"Back in the day, we really worked hard on the budget and we pretty much agreed when it went to the voters, it was a budget we could all live with," he said. "Why were the (present) board members so at odds so as to not make it unanimous?"
He said he sensed morale at the school was less than what it should be, and he thought that was an area he could help with. He also thought there needs to be an effort made to determine why MEMS is losing students to other schools.
"You want to make MEMS such a good educational experience that people want to come there," he said. "Once that happens, the school will promote itself."
The teaching faculty has the qualifications and abilities to elevate standards and test scores, and if there are barriers to that, he wants to find out what those are, he said.
"Educating kids well shouldn't have to mean raising taxes," he said. "Let the teachers teach well and hold the kids to standards."
On Act 46, he said he considered the new statute a step in the right direction.

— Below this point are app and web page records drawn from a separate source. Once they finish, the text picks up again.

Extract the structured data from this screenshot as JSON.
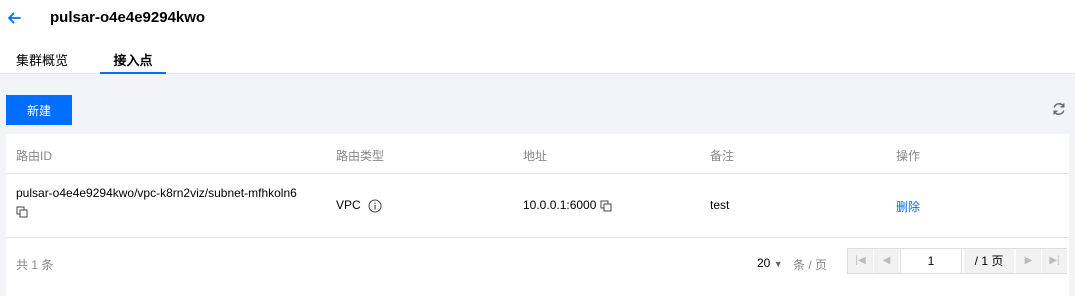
{
  "header": {
    "title": "pulsar-o4e4e9294kwo"
  },
  "tabs": [
    {
      "label": "集群概览"
    },
    {
      "label": "接入点"
    }
  ],
  "toolbar": {
    "new_label": "新建"
  },
  "table": {
    "columns": [
      "路由ID",
      "路由类型",
      "地址",
      "备注",
      "操作"
    ],
    "rows": [
      {
        "route_id": "pulsar-o4e4e9294kwo/vpc-k8rn2viz/subnet-mfhkoln6",
        "route_type": "VPC",
        "address": "10.0.0.1:6000",
        "note": "test",
        "action": "删除"
      }
    ]
  },
  "pagination": {
    "total": "共 1 条",
    "page_size": "20",
    "per_page_label": "条 / 页",
    "current_page": "1",
    "total_pages": "/ 1 页"
  },
  "colors": {
    "primary": "#006eff",
    "content_bg": "#f3f4f7"
  }
}
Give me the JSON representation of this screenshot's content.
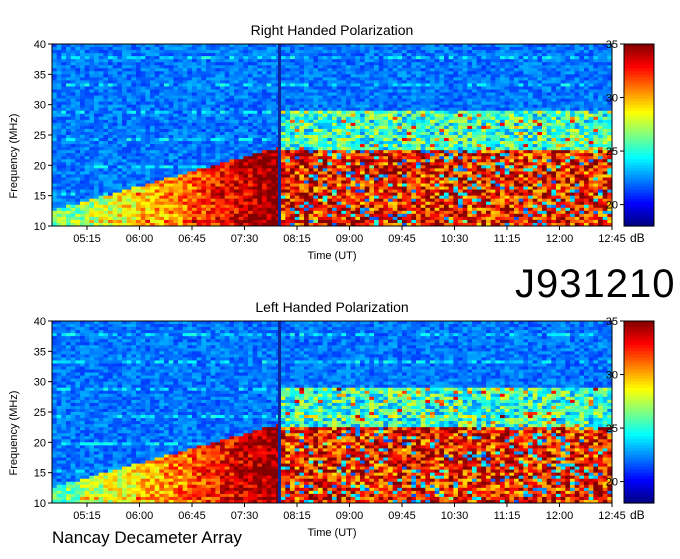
{
  "identifier": "J931210",
  "footer": "Nancay Decameter Array",
  "chart_data": [
    {
      "type": "heatmap",
      "title": "Right Handed Polarization",
      "xlabel": "Time (UT)",
      "ylabel": "Frequency (MHz)",
      "x_ticks": [
        "05:15",
        "06:00",
        "06:45",
        "07:30",
        "08:15",
        "09:00",
        "09:45",
        "10:30",
        "11:15",
        "12:00",
        "12:45"
      ],
      "y_ticks": [
        "10",
        "15",
        "20",
        "25",
        "30",
        "35",
        "40"
      ],
      "ylim": [
        10,
        40
      ],
      "xlim_hours": [
        4.75,
        12.75
      ],
      "colorbar": {
        "label": "dB",
        "ticks": [
          "20",
          "25",
          "30",
          "35"
        ],
        "range": [
          18,
          35
        ]
      },
      "gap_time": "08:00"
    },
    {
      "type": "heatmap",
      "title": "Left Handed Polarization",
      "xlabel": "Time (UT)",
      "ylabel": "Frequency (MHz)",
      "x_ticks": [
        "05:15",
        "06:00",
        "06:45",
        "07:30",
        "08:15",
        "09:00",
        "09:45",
        "10:30",
        "11:15",
        "12:00",
        "12:45"
      ],
      "y_ticks": [
        "10",
        "15",
        "20",
        "25",
        "30",
        "35",
        "40"
      ],
      "ylim": [
        10,
        40
      ],
      "xlim_hours": [
        4.75,
        12.75
      ],
      "colorbar": {
        "label": "dB",
        "ticks": [
          "20",
          "25",
          "30",
          "35"
        ],
        "range": [
          18,
          35
        ]
      },
      "gap_time": "08:00"
    }
  ]
}
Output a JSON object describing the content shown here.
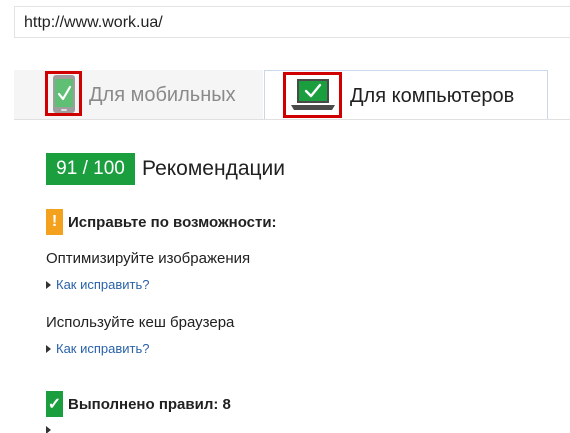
{
  "address_bar": {
    "url": "http://www.work.ua/"
  },
  "tabs": [
    {
      "label": "Для мобильных",
      "icon": "mobile-phone-check-icon",
      "active": false
    },
    {
      "label": "Для компьютеров",
      "icon": "laptop-check-icon",
      "active": true
    }
  ],
  "score": {
    "value": "91 / 100",
    "label": "Рекомендации",
    "color": "#1b9e3e"
  },
  "warnings": {
    "icon_glyph": "!",
    "title": "Исправьте по возможности:",
    "color": "#f4a11e",
    "items": [
      {
        "text": "Оптимизируйте изображения",
        "link": "Как исправить?"
      },
      {
        "text": "Используйте кеш браузера",
        "link": "Как исправить?"
      }
    ]
  },
  "passed": {
    "icon_glyph": "✓",
    "title": "Выполнено правил: 8"
  },
  "annotation": {
    "highlight_color": "#d10000"
  }
}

"The hard part is that people love local control, and in some cases that's great," he said. "But in the big picture, it's coming down from the top, so it's hard not to follow the guidelines, so it's something you've got to do ... and it's got to be done."
Monroe, 75, is a retired businessman who served on Manchester's Planning Commission for seven years, and while a resident of Sunderland, served for a year as that town's zoning administrator. Recently, he has been a member of GNAT-TV's board of directors for eight years, including four as the chairman. The broad trends characterizing education in Vermont — fewer students who were costing more to educate — prompted him to jump into the race for the open school board seat created by O'Donnell's upcoming departure.
"You can't criticize things unless you're willing to step up to the plate," he said. "I don't want to sit around."
Vermont spends more per-pupil in education expenditures than any other state in the country, he said, and has one of the lowest student-teacher ratios. That, coupled with the fact that it's a rural state without being burdened by some of the socio-economic challenges faced by larger, more urban areas, should mean the test scores turned in by the state's students were off the charts, but they aren't, he said.
"I think we should do better," he said.
The enrollment decline at MEMS was a red flag that needed to be better understood, he added.
"There's something not right when you lose 15 percent of your 'customers' but your costs go up," he said.
Teacher's salary and benefits packages need to be re-examined and brought more in line with what the typical working person is earning, adding that he was a big fan of merit-based pay, or compensation tied to educational outcomes and meeting certain benchmarks.
He is also a fan of Act 46, noting that school consolidation has ample precedent in Vermont. Locally, when MEMS was first built, it meant that several smaller neighborhood schools were closed and those students enrolled at the larger central school. School consolidation is one of those ideas that is popular in the abstract, until it means applying it in a specific district or area.
"Everyone says that's a great idea, but not here," he said, recalling a proposal floated several years ago to study merging the Dorset and Manchester schools, making one an elementary school and the other a middle school.
But when there are as many students in Vermont as there are in Boston, Mass. — which has one school superintendent compared with Vermont's 61 — then efficiencies and cost savings shouldn't be that hard to find. The idea of an independent school district is also intriguing and worth a look, he added.
Manchester's school district portion of town meeting will take place at the MEMS gymnasium on Monday, Feb. 29, starting at 7 p.m. Voting on the school budget and the directors for the school board will take place the following day, Tuesday, March 1, from 8 a.m. - 7 p.m., at Town Hall.